45% of the world’s population is under 30 and living in an emerging market. It’s a startling fact, and with the population on track to reach 11 billion by 2100, that number is only going to grow.
Though the term emerging markets is a catch-all masking enormous variations in economic development there is no doubt that large numbers of young adults are going to face increasingly uncertain times of political and economic unrest.
In the Dollar we trust
In the past 25 years over 21 countries have suffered incidents of severe inflation. In these cases, as the national currency became increasingly devalued, either due to government over-printing or large injections of counterfeit bills, citizens have privileged foreign currency in order to maintain the import of goods.
The U.S dollar, as the world’s leading reserve currency, has been that money of choice. Approximately 65% of all U.S. dollars are currently being used outside the United States, 80% of trade finance was conducted in dollars and close to 85% of forex trade volume involved the dollar.
Approximately 65% of all U.S. dollars are currently being used outside the United States.
But dollars are hard to come by in legal ways. Aggravated by limited foreign reserves and fixed exchange rates pegging the national currency at artificially high rates to other currencies, black market currency trading has flourished. Since the beginning of 2016, Egypt’s central bank has closed 48 out of 115 licensed exchange bureaus for trading at black market rates.
In November 2016, security forces in Ethiopia reportedly went house to house it the country’s capital of Addis Ababa seeking illegal exchange operations. Finally, in Nigeria, dealers trading at an exchange rate weaker than the government-sanctioned rate risk running afoul of Nigerian intelligence services.

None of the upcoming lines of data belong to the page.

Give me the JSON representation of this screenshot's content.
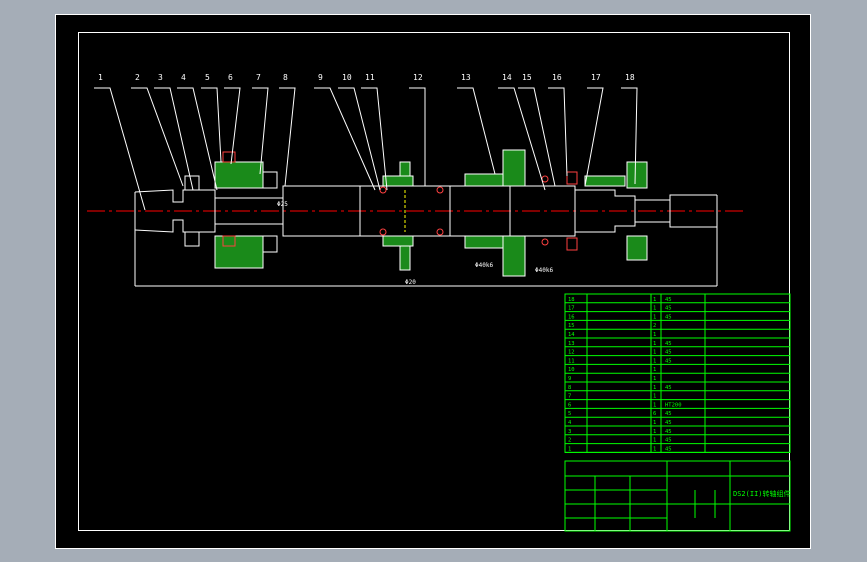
{
  "drawing": {
    "background": "#000000",
    "line_color": "#ffffff",
    "frame_color": "#ffffff",
    "table_color": "#00ff00",
    "centerline_color": "#ff0000",
    "section_fill": "#1a8a1a",
    "hidden_line_color": "#ffff00",
    "balloons": [
      "1",
      "2",
      "3",
      "4",
      "5",
      "6",
      "7",
      "8",
      "9",
      "10",
      "11",
      "12",
      "13",
      "14",
      "15",
      "16",
      "17",
      "18"
    ],
    "dimensions": [
      {
        "text": "Φ40k6"
      },
      {
        "text": "Φ40k6"
      },
      {
        "text": "Φ20"
      },
      {
        "text": "Φ25"
      }
    ]
  },
  "bom": {
    "rows": [
      {
        "no": "18",
        "qty": "1",
        "material": "45"
      },
      {
        "no": "17",
        "qty": "1",
        "material": "45"
      },
      {
        "no": "16",
        "qty": "1",
        "material": "45"
      },
      {
        "no": "15",
        "qty": "2",
        "material": ""
      },
      {
        "no": "14",
        "qty": "1",
        "material": ""
      },
      {
        "no": "13",
        "qty": "1",
        "material": "45"
      },
      {
        "no": "12",
        "qty": "1",
        "material": "45"
      },
      {
        "no": "11",
        "qty": "1",
        "material": "45"
      },
      {
        "no": "10",
        "qty": "1",
        "material": ""
      },
      {
        "no": "9",
        "qty": "1",
        "material": ""
      },
      {
        "no": "8",
        "qty": "1",
        "material": "45"
      },
      {
        "no": "7",
        "qty": "1",
        "material": ""
      },
      {
        "no": "6",
        "qty": "1",
        "material": "HT200"
      },
      {
        "no": "5",
        "qty": "6",
        "material": "45"
      },
      {
        "no": "4",
        "qty": "1",
        "material": "45"
      },
      {
        "no": "3",
        "qty": "1",
        "material": "45"
      },
      {
        "no": "2",
        "qty": "1",
        "material": "45"
      },
      {
        "no": "1",
        "qty": "1",
        "material": "45"
      }
    ]
  },
  "title_block": {
    "drawing_title": "DS2(II)转轴组件"
  }
}
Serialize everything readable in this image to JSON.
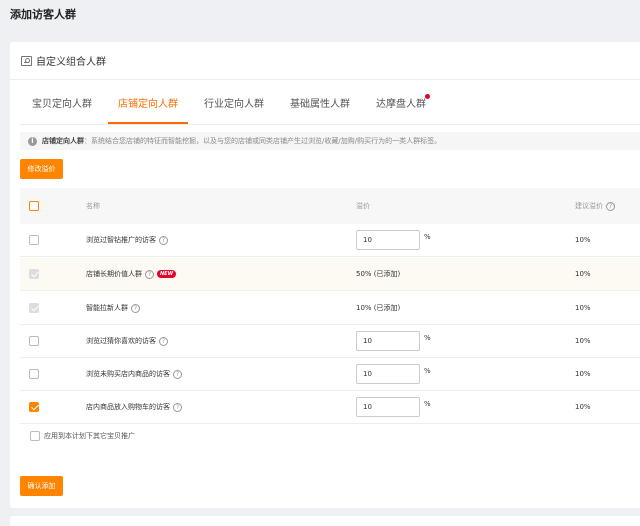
{
  "page": {
    "title": "添加访客人群"
  },
  "card": {
    "header": "自定义组合人群"
  },
  "tabs": [
    {
      "label": "宝贝定向人群",
      "active": false,
      "dot": false
    },
    {
      "label": "店铺定向人群",
      "active": true,
      "dot": false
    },
    {
      "label": "行业定向人群",
      "active": false,
      "dot": false
    },
    {
      "label": "基础属性人群",
      "active": false,
      "dot": false
    },
    {
      "label": "达摩盘人群",
      "active": false,
      "dot": true
    }
  ],
  "info": {
    "title": "店铺定向人群",
    "text": "：系统结合您店铺的特征而智能挖掘，以及与您的店铺或同类店铺产生过浏览/收藏/加购/购买行为的一类人群标签。"
  },
  "buttons": {
    "modify_bid": "修改溢价",
    "confirm_add": "确认添加"
  },
  "table": {
    "headers": {
      "name": "名称",
      "bid": "溢价",
      "suggest": "建议溢价"
    },
    "rows": [
      {
        "name": "浏览过智钻推广的访客",
        "bid_value": "10",
        "bid_unit": "%",
        "suggest": "10%",
        "state": "unchecked",
        "editable": true,
        "is_new": false
      },
      {
        "name": "店铺长期价值人群",
        "bid_text": "50% (已添加)",
        "suggest": "10%",
        "state": "disabled",
        "editable": false,
        "is_new": true,
        "badge": "NEW"
      },
      {
        "name": "智能拉新人群",
        "bid_text": "10% (已添加)",
        "suggest": "10%",
        "state": "disabled",
        "editable": false,
        "is_new": false
      },
      {
        "name": "浏览过猜你喜欢的访客",
        "bid_value": "10",
        "bid_unit": "%",
        "suggest": "10%",
        "state": "unchecked",
        "editable": true,
        "is_new": false
      },
      {
        "name": "浏览未购买店内商品的访客",
        "bid_value": "10",
        "bid_unit": "%",
        "suggest": "10%",
        "state": "unchecked",
        "editable": true,
        "is_new": false
      },
      {
        "name": "店内商品放入购物车的访客",
        "bid_value": "10",
        "bid_unit": "%",
        "suggest": "10%",
        "state": "checked",
        "editable": true,
        "is_new": false
      }
    ]
  },
  "apply_all": {
    "label": "应用到本计划下其它宝贝推广"
  },
  "colors": {
    "accent": "#ff8400",
    "tab_active": "#ff6a00",
    "badge": "#e4002b"
  }
}
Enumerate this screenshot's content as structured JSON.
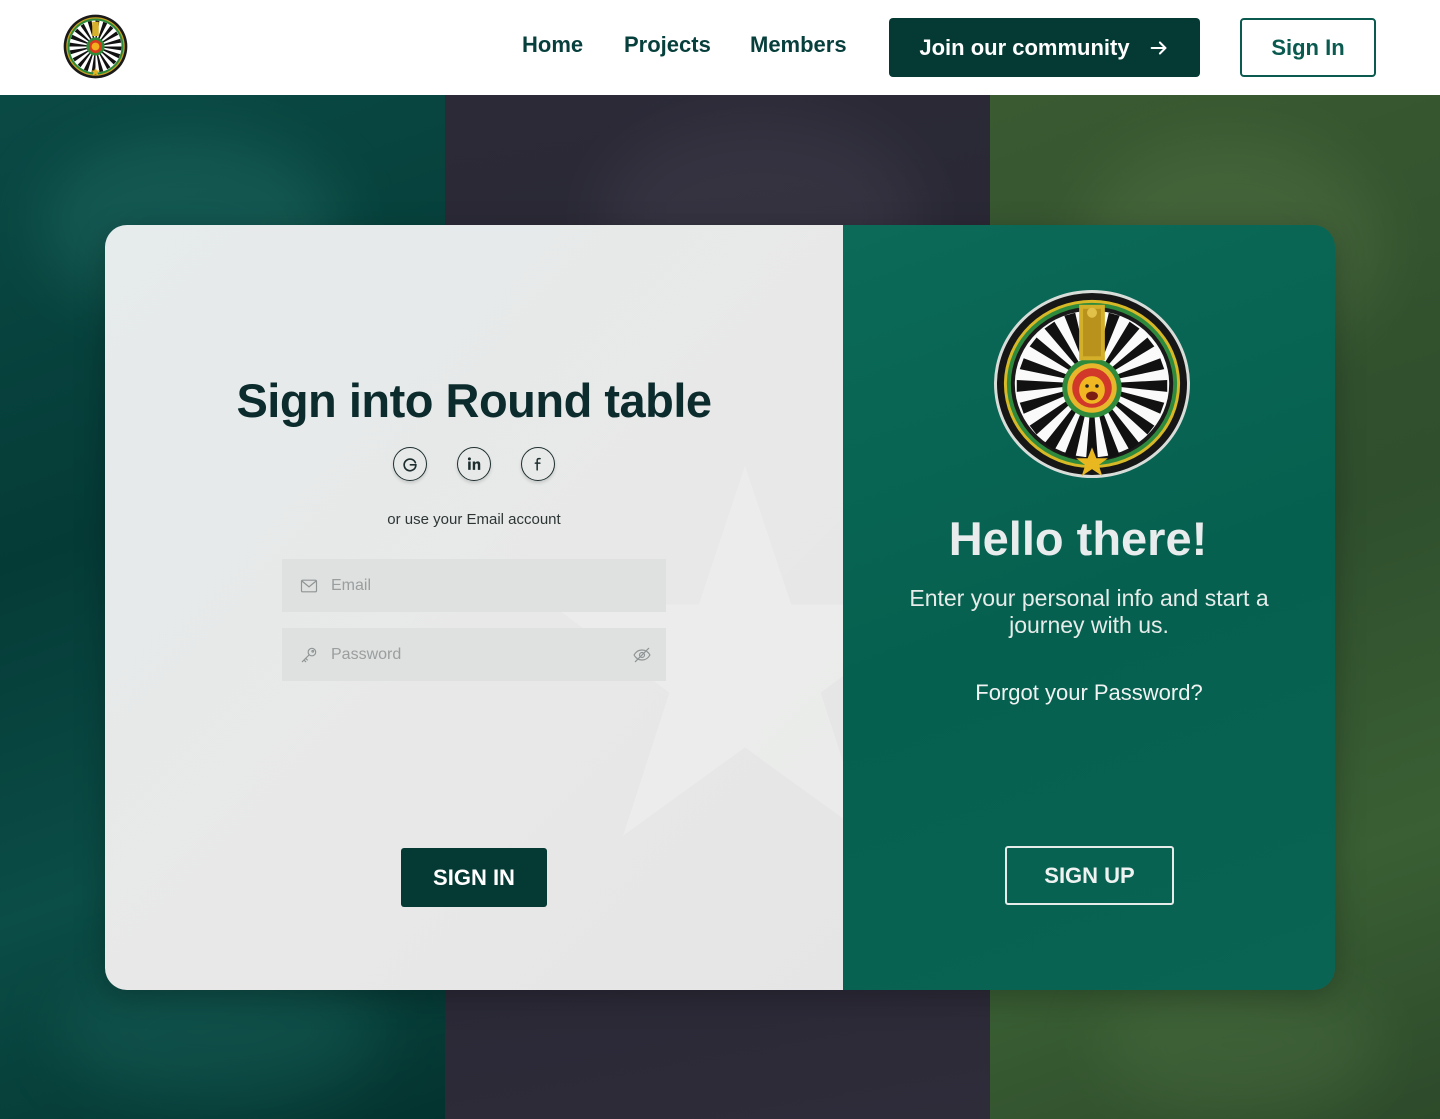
{
  "header": {
    "logo_icon": "round-table-emblem",
    "nav": [
      {
        "label": "Home"
      },
      {
        "label": "Projects"
      },
      {
        "label": "Members"
      }
    ],
    "join_button": {
      "label": "Join our community",
      "icon": "arrow-right-icon"
    },
    "signin_button": {
      "label": "Sign In"
    }
  },
  "sign_in_panel": {
    "title": "Sign into Round table",
    "social_icons": [
      "google-icon",
      "linkedin-icon",
      "facebook-icon"
    ],
    "alt_text": "or use your Email account",
    "email": {
      "placeholder": "Email",
      "value": "",
      "icon": "mail-icon"
    },
    "password": {
      "placeholder": "Password",
      "value": "",
      "icon": "key-icon",
      "toggle_icon": "eye-off-icon"
    },
    "submit_label": "SIGN IN"
  },
  "welcome_panel": {
    "emblem_icon": "round-table-emblem",
    "heading": "Hello there!",
    "subtext": "Enter your personal info and start a journey with us.",
    "forgot_link": "Forgot your Password?",
    "signup_label": "SIGN UP"
  },
  "colors": {
    "primary_dark": "#043a33",
    "primary_teal": "#0a5a50",
    "panel_green": "#06604f",
    "flag_green": "#0a4a45",
    "flag_dark": "#2c2a37",
    "flag_olive": "#3a5a32"
  }
}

Not all are suffering from the discordance between the official versus black-market rates. In fact, up till 2015, some benefitted greatly from the spread. ‘El raspao’, the scrape is the Venezuelan term for leaving the country, retrieving US dollars at the official government-imposed forex rate through a credit card cash advance and then returning to Venezuela to exchange the cash back into bolivars at the far higher black market rates.
A highly lucrative arbitrage play that was reserved for the wealthiest, as only 56% of the Venezuelan population holds a bank account and even fewer have access to a credit card. Over 90% of the population does, however, own a smartphone.
But in Bitcoin we hope
Bypassing government control and regulation, accessible via a smartphone and not dependent on a bank account, bitcoin offers one the most viable alternatives to the prized US dollar in countries suffering from an inflationary monetary policy.
Bitcoin offers one the most viable alternatives to the prized US dollar in countries suffering from an inflationary monetary policy.
Though the government is capable of limiting the supply of foreign currency through its own channels, the only way it could restrict access to bitcoin would be via nationwide internet censorship. Early this year, four Venezuelans were placed in custody for running a bitcoin mining operation involving over 300 machines.
Interestingly, mining bitcoins wasn’t cited as the reason for the arrests. Instead, authorities claimed the energy-intensive operation was hijacking national resources. The Latin-American nation is rocked by frequent and often severe blackouts and as electricity is heavily subsidized by the state and provided virtually free to residents, the charges of electricity theft are not entirely without merit.
Other bitcoin miner arrests in Europe and the US have been far more black-and-white, such as the Fed employee that installed bitcoin mining software on Fed servers, or the money-laundering bitcoin operation in Spain. Some nations have felt the currency itself directly undermines their own economic policy, and have taken steps to outright ban it. In Bangladesh trading in bitcoin can lead to 12 years imprisonment. Ecuadorean officials fear that bitcoin will kill the country’s fledgeling electronic cash system before it ever sees the light of day. Iceland hasn’t banned bitcoin as of yet, but converting the krona to BTC would run afoul of the nation’s ongoing capital flight prevention policies.
But bitcoin’s one enduring trait, the one that has allowed it to stand the test of these past 8 years is quite simply that it is without equivalent at bypassing government control. With anonymous transactions publicly controlled and validated, it has gained a reputation for being the de facto currency for extralegal, if not illegal activities. It can be argued that these nefarious beginnings are what allowed it to gain traction in its earliest days. However, the reality is that today, Bitcoin existing independently of a regulating body is what makes it so attractive as an alternative currency.
Regulating bodies are known to make mistakes and populations suffering from those mistakes must seek alternative monies regulated by alternative bodies. Why not, therefore, a currency regulated by the people? And if that same currency has gained a staggering 400% in the past 18 months and increased its market capitalization by over 30 billion USD, all the better.
Not now for all, but some people need it now.
With a current trading price of 1BTC hovering around 2000 USD, the cryptocurrency may still be considered the tech guru’s alternative to the gold rush, but it is of far more value to those 570 million people seeing their savings chip away day by day.
The debate on whether bitcoin is or isn’t legal tender is of little value to the developing world’s digital natives if it holds up better than the crumpled bits of government-backed paper found in their pockets.